Start of MATERIALS PROVIDED
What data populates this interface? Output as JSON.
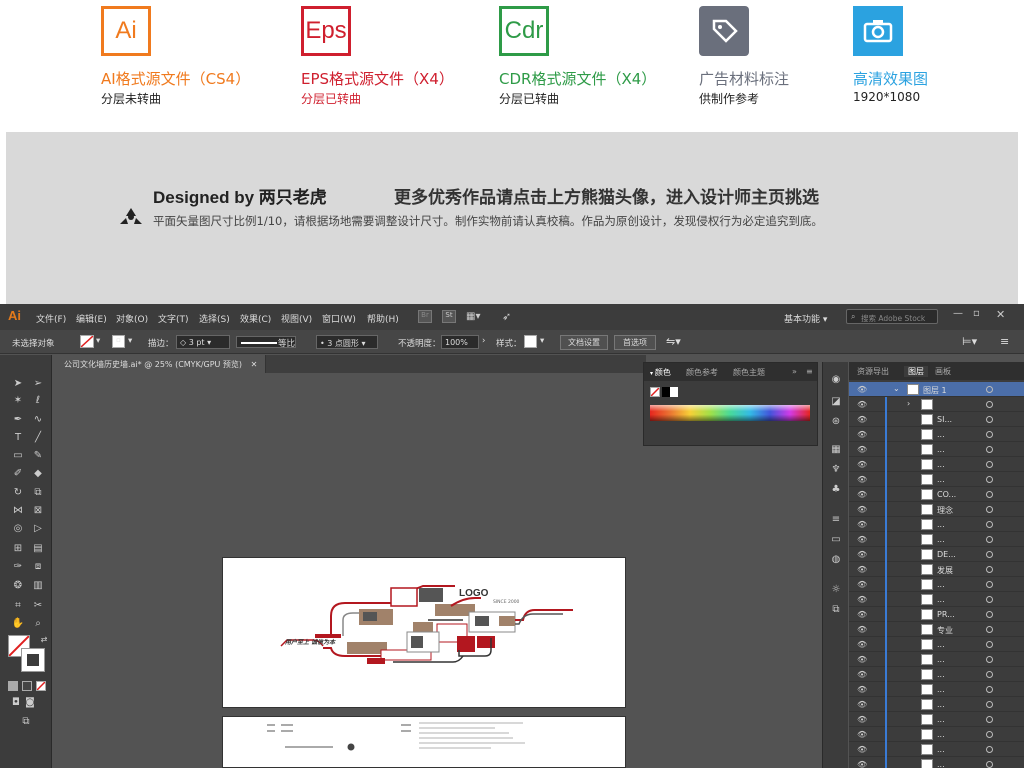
{
  "formats": [
    {
      "icon_text": "Ai",
      "title": "AI格式源文件（CS4）",
      "sub": "分层未转曲",
      "color": "#f07a1e"
    },
    {
      "icon_text": "Eps",
      "title": "EPS格式源文件（X4）",
      "sub": "分层已转曲",
      "color": "#cf1f2e"
    },
    {
      "icon_text": "Cdr",
      "title": "CDR格式源文件（X4）",
      "sub": "分层已转曲",
      "color": "#2e9b47"
    },
    {
      "icon_text": "",
      "title": "广告材料标注",
      "sub": "供制作参考",
      "color": "#6a6f7c"
    },
    {
      "icon_text": "",
      "title": "高清效果图",
      "sub": "1920*1080",
      "color": "#2ba2e0"
    }
  ],
  "banner": {
    "designer": "Designed by 两只老虎",
    "promo": "更多优秀作品请点击上方熊猫头像，进入设计师主页挑选",
    "note": "平面矢量图尺寸比例1/10，请根据场地需要调整设计尺寸。制作实物前请认真校稿。作品为原创设计，发现侵权行为必定追究到底。"
  },
  "menubar": {
    "logo": "Ai",
    "items": [
      "文件(F)",
      "编辑(E)",
      "对象(O)",
      "文字(T)",
      "选择(S)",
      "效果(C)",
      "视图(V)",
      "窗口(W)",
      "帮助(H)"
    ],
    "workspace": "基本功能",
    "search_placeholder": "搜索 Adobe Stock"
  },
  "controlbar": {
    "no_selection": "未选择对象",
    "stroke_label": "描边：",
    "stroke_value": "3 pt",
    "ratio": "等比",
    "brush": "3 点圆形",
    "opacity_label": "不透明度：",
    "opacity_value": "100%",
    "style_label": "样式：",
    "doc_setup": "文档设置",
    "prefs": "首选项"
  },
  "document_tab": "公司文化墙历史墙.ai* @ 25% (CMYK/GPU 预览)",
  "color_panel": {
    "tabs": [
      "颜色",
      "颜色参考",
      "颜色主题"
    ]
  },
  "layers_panel": {
    "tabs": [
      "资源导出",
      "图层",
      "画板"
    ],
    "layer_name": "图层 1",
    "rows": [
      "",
      "SI...",
      "...",
      "...",
      "...",
      "...",
      "CO...",
      "理念",
      "...",
      "...",
      "DE...",
      "发展",
      "...",
      "...",
      "PR...",
      "专业",
      "...",
      "...",
      "...",
      "...",
      "...",
      "...",
      "...",
      "...",
      "..."
    ]
  },
  "artboard": {
    "logo_text": "LOGO",
    "since": "SINCE 2000",
    "slogan": "用户至上 诚信为本"
  },
  "colors": {
    "app_bg": "#535353",
    "accent_red": "#b3171f",
    "accent_brown": "#a1826a"
  }
}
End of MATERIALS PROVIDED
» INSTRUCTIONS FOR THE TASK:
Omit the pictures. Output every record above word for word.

» SOLUTION:
What data populates this interface? Output as JSON.
{
  "formats": [
    {
      "icon_text": "Ai",
      "title": "AI格式源文件（CS4）",
      "sub": "分层未转曲",
      "color": "#f07a1e"
    },
    {
      "icon_text": "Eps",
      "title": "EPS格式源文件（X4）",
      "sub": "分层已转曲",
      "color": "#cf1f2e"
    },
    {
      "icon_text": "Cdr",
      "title": "CDR格式源文件（X4）",
      "sub": "分层已转曲",
      "color": "#2e9b47"
    },
    {
      "icon_text": "",
      "title": "广告材料标注",
      "sub": "供制作参考",
      "color": "#6a6f7c"
    },
    {
      "icon_text": "",
      "title": "高清效果图",
      "sub": "1920*1080",
      "color": "#2ba2e0"
    }
  ],
  "banner": {
    "designer": "Designed by 两只老虎",
    "promo": "更多优秀作品请点击上方熊猫头像，进入设计师主页挑选",
    "note": "平面矢量图尺寸比例1/10，请根据场地需要调整设计尺寸。制作实物前请认真校稿。作品为原创设计，发现侵权行为必定追究到底。"
  },
  "menubar": {
    "logo": "Ai",
    "items": [
      "文件(F)",
      "编辑(E)",
      "对象(O)",
      "文字(T)",
      "选择(S)",
      "效果(C)",
      "视图(V)",
      "窗口(W)",
      "帮助(H)"
    ],
    "workspace": "基本功能",
    "search_placeholder": "搜索 Adobe Stock"
  },
  "controlbar": {
    "no_selection": "未选择对象",
    "stroke_label": "描边：",
    "stroke_value": "3 pt",
    "ratio": "等比",
    "brush": "3 点圆形",
    "opacity_label": "不透明度：",
    "opacity_value": "100%",
    "style_label": "样式：",
    "doc_setup": "文档设置",
    "prefs": "首选项"
  },
  "document_tab": "公司文化墙历史墙.ai* @ 25% (CMYK/GPU 预览)",
  "color_panel": {
    "tabs": [
      "颜色",
      "颜色参考",
      "颜色主题"
    ]
  },
  "layers_panel": {
    "tabs": [
      "资源导出",
      "图层",
      "画板"
    ],
    "layer_name": "图层 1",
    "rows": [
      "",
      "SI...",
      "...",
      "...",
      "...",
      "...",
      "CO...",
      "理念",
      "...",
      "...",
      "DE...",
      "发展",
      "...",
      "...",
      "PR...",
      "专业",
      "...",
      "...",
      "...",
      "...",
      "...",
      "...",
      "...",
      "...",
      "..."
    ]
  },
  "artboard": {
    "logo_text": "LOGO",
    "since": "SINCE 2000",
    "slogan": "用户至上 诚信为本"
  },
  "colors": {
    "app_bg": "#535353",
    "accent_red": "#b3171f",
    "accent_brown": "#a1826a"
  }
}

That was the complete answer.